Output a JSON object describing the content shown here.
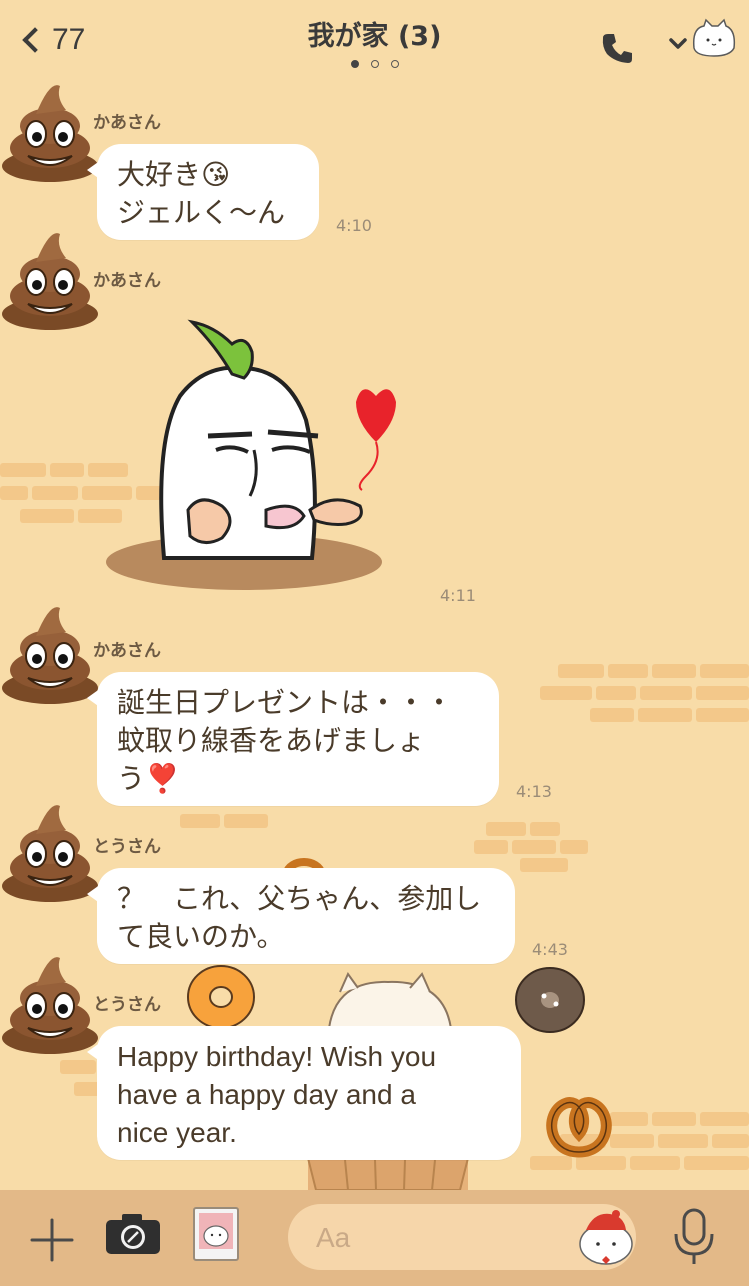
{
  "header": {
    "back_count": "77",
    "title": "我が家 (3)",
    "page_dots": 3,
    "active_dot": 0
  },
  "messages": [
    {
      "sender": "かあさん",
      "text_lines": [
        "大好き😘",
        "ジェルく〜ん"
      ],
      "time": "4:10",
      "avatar": "poop-emoji"
    },
    {
      "sender": "かあさん",
      "sticker": "daikon-kiss-sticker",
      "time": "4:11",
      "avatar": "poop-emoji"
    },
    {
      "sender": "かあさん",
      "text_lines": [
        "誕生日プレゼントは・・・",
        "蚊取り線香をあげましょ",
        "う❣️"
      ],
      "time": "4:13",
      "avatar": "poop-emoji"
    },
    {
      "sender": "とうさん",
      "text_lines": [
        "？　これ、父ちゃん、参加し",
        "て良いのか。"
      ],
      "time": "4:43",
      "avatar": "poop-emoji"
    },
    {
      "sender": "とうさん",
      "text_lines": [
        "Happy birthday! Wish you",
        "have a happy day and a",
        "nice year."
      ],
      "avatar": "poop-emoji"
    }
  ],
  "input_bar": {
    "placeholder": "Aa",
    "icons": [
      "plus-icon",
      "camera-icon",
      "photo-icon",
      "sticker-icon",
      "microphone-icon"
    ]
  },
  "colors": {
    "background": "#f8dca8",
    "bubble": "#ffffff",
    "input_bar": "#e3b988",
    "text": "#4a3b2a",
    "time": "#9b8c77"
  }
}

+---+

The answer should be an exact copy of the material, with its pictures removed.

- Completed exercise
Output a JSON object describing the content shown here.
{
  "header": {
    "back_count": "77",
    "title": "我が家 (3)",
    "page_dots": 3,
    "active_dot": 0
  },
  "messages": [
    {
      "sender": "かあさん",
      "text_lines": [
        "大好き😘",
        "ジェルく〜ん"
      ],
      "time": "4:10",
      "avatar": "poop-emoji"
    },
    {
      "sender": "かあさん",
      "sticker": "daikon-kiss-sticker",
      "time": "4:11",
      "avatar": "poop-emoji"
    },
    {
      "sender": "かあさん",
      "text_lines": [
        "誕生日プレゼントは・・・",
        "蚊取り線香をあげましょ",
        "う❣️"
      ],
      "time": "4:13",
      "avatar": "poop-emoji"
    },
    {
      "sender": "とうさん",
      "text_lines": [
        "？　これ、父ちゃん、参加し",
        "て良いのか。"
      ],
      "time": "4:43",
      "avatar": "poop-emoji"
    },
    {
      "sender": "とうさん",
      "text_lines": [
        "Happy birthday! Wish you",
        "have a happy day and a",
        "nice year."
      ],
      "avatar": "poop-emoji"
    }
  ],
  "input_bar": {
    "placeholder": "Aa",
    "icons": [
      "plus-icon",
      "camera-icon",
      "photo-icon",
      "sticker-icon",
      "microphone-icon"
    ]
  },
  "colors": {
    "background": "#f8dca8",
    "bubble": "#ffffff",
    "input_bar": "#e3b988",
    "text": "#4a3b2a",
    "time": "#9b8c77"
  }
}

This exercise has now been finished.